Practical Implications of the Misfit of Item Response Theory Models

In education, psychology, and health research item response theory (IRT) is increasingly used to construct tests and to evaluate the psychometric quality of existing tests. Due to the increasing availability of easy-to-use software, not only test developmental companies, but also researchers use IRT for the development and evaluation of tests and questionnaires. Before an IRT model can be applied, researchers should report fit measures to show that the models they use describe the data fairly well so that, for example, estimated theta levels can be trusted. However, IRT models and their underlying assumptions represent ideals about data that do not exist in practice. As Funder (1997) discussed in a more general. context: “There are only two kinds of data: Terrible data that are ambiguous, potentially misleading, incomplete, and imprecise. The second kind is No Data”. Because IRT models never fit the data, a researcher who applies these models is left in uncertainty which model to choose and whether model choice makes a significant difference for practical decisions that are based on the application of these models. Additional parameters can be added to the model resulting in more complex models that may have a better fit, but require more complex parameter estimation, and these parameters may be less stable under replications. For practical decisions should a researcher prefer the more complex models or does the worse fit of simple models have minor influence on the practical decisions that are being made in practice?

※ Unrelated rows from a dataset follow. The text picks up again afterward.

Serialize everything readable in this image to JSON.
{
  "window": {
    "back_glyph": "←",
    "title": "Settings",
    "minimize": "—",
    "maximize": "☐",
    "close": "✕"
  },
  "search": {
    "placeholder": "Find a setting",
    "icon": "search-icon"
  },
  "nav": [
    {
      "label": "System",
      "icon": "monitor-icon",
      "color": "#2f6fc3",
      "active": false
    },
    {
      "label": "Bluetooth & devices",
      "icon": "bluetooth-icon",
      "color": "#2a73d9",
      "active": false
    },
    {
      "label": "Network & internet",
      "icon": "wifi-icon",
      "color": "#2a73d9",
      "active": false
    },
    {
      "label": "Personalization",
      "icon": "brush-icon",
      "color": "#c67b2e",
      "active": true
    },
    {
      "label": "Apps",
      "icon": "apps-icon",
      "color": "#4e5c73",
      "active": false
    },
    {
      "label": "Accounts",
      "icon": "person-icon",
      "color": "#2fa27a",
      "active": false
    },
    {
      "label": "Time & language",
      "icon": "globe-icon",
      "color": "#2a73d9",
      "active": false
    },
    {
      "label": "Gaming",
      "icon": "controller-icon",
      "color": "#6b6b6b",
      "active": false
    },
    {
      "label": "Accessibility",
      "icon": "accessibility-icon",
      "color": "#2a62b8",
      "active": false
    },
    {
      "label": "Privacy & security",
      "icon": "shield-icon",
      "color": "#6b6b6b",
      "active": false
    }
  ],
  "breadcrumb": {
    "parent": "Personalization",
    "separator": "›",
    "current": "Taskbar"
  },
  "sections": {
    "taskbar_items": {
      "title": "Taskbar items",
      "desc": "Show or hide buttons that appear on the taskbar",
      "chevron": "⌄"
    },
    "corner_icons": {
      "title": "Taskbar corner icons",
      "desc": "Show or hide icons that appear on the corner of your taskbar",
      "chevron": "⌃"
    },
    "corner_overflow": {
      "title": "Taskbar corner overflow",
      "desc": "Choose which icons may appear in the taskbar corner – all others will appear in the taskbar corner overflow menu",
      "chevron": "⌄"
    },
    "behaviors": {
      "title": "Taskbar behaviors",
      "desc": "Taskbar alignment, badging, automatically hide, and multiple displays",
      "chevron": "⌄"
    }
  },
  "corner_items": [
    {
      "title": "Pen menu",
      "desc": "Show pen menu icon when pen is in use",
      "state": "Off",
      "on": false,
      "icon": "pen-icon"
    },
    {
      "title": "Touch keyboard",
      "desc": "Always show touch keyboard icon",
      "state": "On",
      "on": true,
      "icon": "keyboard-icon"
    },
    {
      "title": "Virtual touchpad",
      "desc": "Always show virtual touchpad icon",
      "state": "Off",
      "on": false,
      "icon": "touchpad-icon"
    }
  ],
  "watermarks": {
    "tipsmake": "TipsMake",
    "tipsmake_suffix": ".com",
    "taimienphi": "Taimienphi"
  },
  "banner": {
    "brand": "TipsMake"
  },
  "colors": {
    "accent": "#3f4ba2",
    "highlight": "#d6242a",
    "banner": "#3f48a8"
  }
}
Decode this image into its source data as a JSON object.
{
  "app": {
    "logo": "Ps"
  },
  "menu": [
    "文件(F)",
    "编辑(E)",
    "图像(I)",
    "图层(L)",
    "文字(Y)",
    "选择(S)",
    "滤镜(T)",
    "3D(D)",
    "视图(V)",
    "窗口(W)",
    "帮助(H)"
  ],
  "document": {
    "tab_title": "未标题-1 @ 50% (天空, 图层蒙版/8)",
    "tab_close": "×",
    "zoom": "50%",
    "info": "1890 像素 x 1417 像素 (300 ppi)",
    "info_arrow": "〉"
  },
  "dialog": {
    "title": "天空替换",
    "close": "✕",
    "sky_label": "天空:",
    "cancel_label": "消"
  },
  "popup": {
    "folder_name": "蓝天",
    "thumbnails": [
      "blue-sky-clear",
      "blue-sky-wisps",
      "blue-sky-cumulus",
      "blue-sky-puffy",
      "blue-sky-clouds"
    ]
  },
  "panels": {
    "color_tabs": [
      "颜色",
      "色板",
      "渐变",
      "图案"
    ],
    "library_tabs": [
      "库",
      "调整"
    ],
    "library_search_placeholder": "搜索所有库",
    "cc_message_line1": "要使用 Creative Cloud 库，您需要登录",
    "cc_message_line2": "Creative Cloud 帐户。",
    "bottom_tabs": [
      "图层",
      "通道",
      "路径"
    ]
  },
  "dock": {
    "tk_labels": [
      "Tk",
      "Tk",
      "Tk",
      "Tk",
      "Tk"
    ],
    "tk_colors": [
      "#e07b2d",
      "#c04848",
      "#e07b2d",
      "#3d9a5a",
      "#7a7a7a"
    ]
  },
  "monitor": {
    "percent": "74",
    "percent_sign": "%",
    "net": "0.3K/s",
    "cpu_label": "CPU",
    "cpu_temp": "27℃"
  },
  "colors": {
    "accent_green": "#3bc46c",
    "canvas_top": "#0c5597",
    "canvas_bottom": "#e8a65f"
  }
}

What researchers and practitioners badly need is evidence about the stability of the main conclusions of empirical educational research in which IRT models are being used (Molenaar, 1997). Some of the research problems that this project tries to address may be summarized as follows:

  • Is there a difference in the main conclusions derived from an instrument (e.g., a test or a questionnaire) with or without bad items in the test?
  • Is there a difference in the main conclusions derived from an instrument with or without misfitting item score patterns?
  • If there are differences: How large and how consequential are they?

In this project we will investigate the practical significance of misfit of IRT models, that is, \the extent to which the decisions made from test scores are robust against the misfit of the IRT models (Sinharay & Haberman, 2014). The main aim of this project is to investigate, through both simulated data and empirical data, whether the main conclusions in empirical research hold under different IRT models and under different violations of IRT models.


Financed by
University of Groningen

1 September 2015 – 1 September 2019